Implement unwind testing for Windows.

Unfortunately, due to most OpenSSL assembly using custom exception
handlers to unwind, most of our assembly doesn't work with
non-destructive unwind. For now, CHECK_ABI behaves like
CHECK_ABI_NO_UNWIND on Windows, and CHECK_ABI_SEH will test unwinding on
both platforms.

The tests do, however, work with the unwind-code-based assembly we
recently added, as well as the clmul-based GHASH which is also
code-based. Remove the ad-hoc SEH tests which intentionally hit memory
access exceptions, now that we can test unwind directly.

Now that we can test it, the next step is to implement SEH directives in
perlasm so writing these unwind codes is less of a chore.

Bug: 259
Change-Id: I23a57a22c5dc9fa4513f575f18192335779678a5
Reviewed-on: https://boringssl-review.googlesource.com/c/34784
Commit-Queue: David Benjamin <davidben@google.com>
Reviewed-by: Adam Langley <agl@google.com>
5 files changed
tree: 3344c1be3a6f3d251d3949d83c4241394901e0fe
  1. .clang-format
  2. .github/
  3. .gitignore
  4. API-CONVENTIONS.md
  5. BREAKING-CHANGES.md
  6. BUILDING.md
  7. CMakeLists.txt
  8. CONTRIBUTING.md
  9. FUZZING.md
  10. INCORPORATING.md
  11. LICENSE
  12. PORTING.md
  13. README.md
  14. STYLE.md
  15. codereview.settings
  16. crypto/
  17. decrepit/
  18. fipstools/
  19. fuzz/
  20. go.mod
  21. include/
  22. sources.cmake
  23. ssl/
  24. third_party/
  25. tool/
  26. util/
README.md

BoringSSL

BoringSSL is a fork of OpenSSL that is designed to meet Google's needs.

Although BoringSSL is an open source project, it is not intended for general use, as OpenSSL is. We don't recommend that third parties depend upon it. Doing so is likely to be frustrating because there are no guarantees of API or ABI stability.
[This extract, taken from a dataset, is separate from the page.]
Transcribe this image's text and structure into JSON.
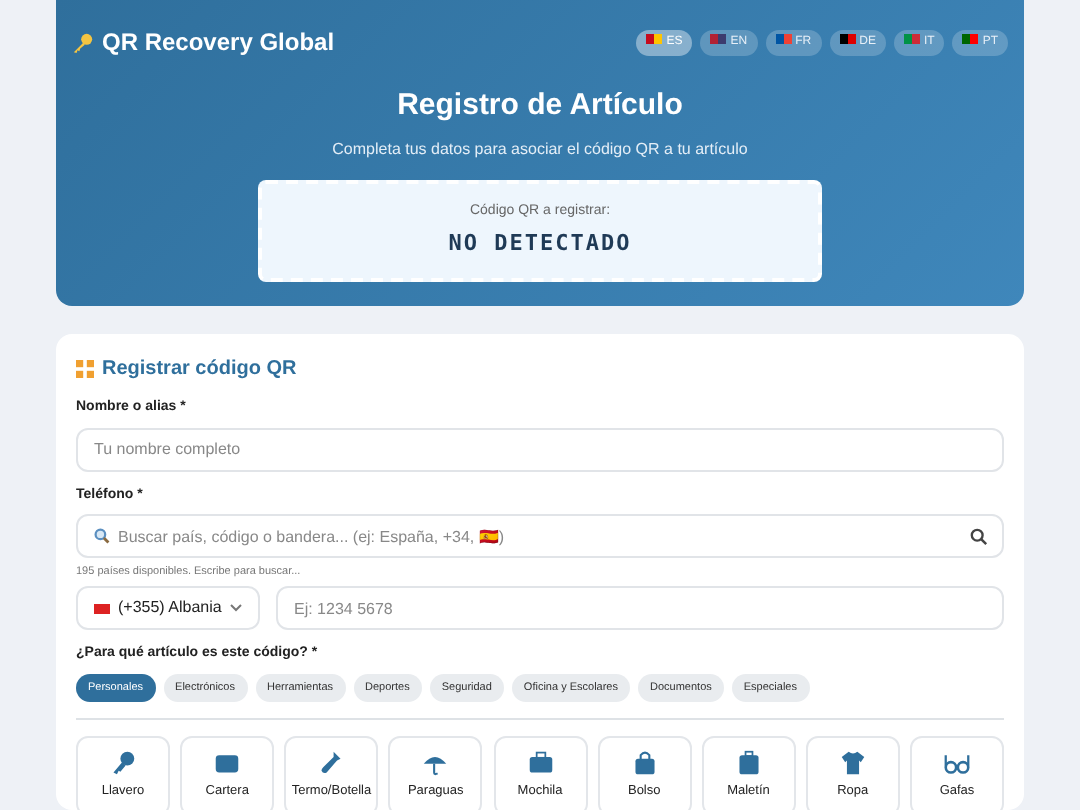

Programs ship their own copies of BoringSSL when they use it and we update everything as needed when deciding to make API changes. This allows us to mostly avoid compromises in the name of compatibility. It works for us, but it may not work for you.

BoringSSL arose because Google used OpenSSL for many years in various ways and, over time, built up a large number of patches that were maintained while tracking upstream OpenSSL. As Google's product portfolio became more complex, more copies of OpenSSL sprung up and the effort involved in maintaining all these patches in multiple places was growing steadily.

Currently BoringSSL is the SSL library in Chrome/Chromium, Android (but it's not part of the NDK) and a number of other apps/programs.

There are other files in this directory which might be helpful: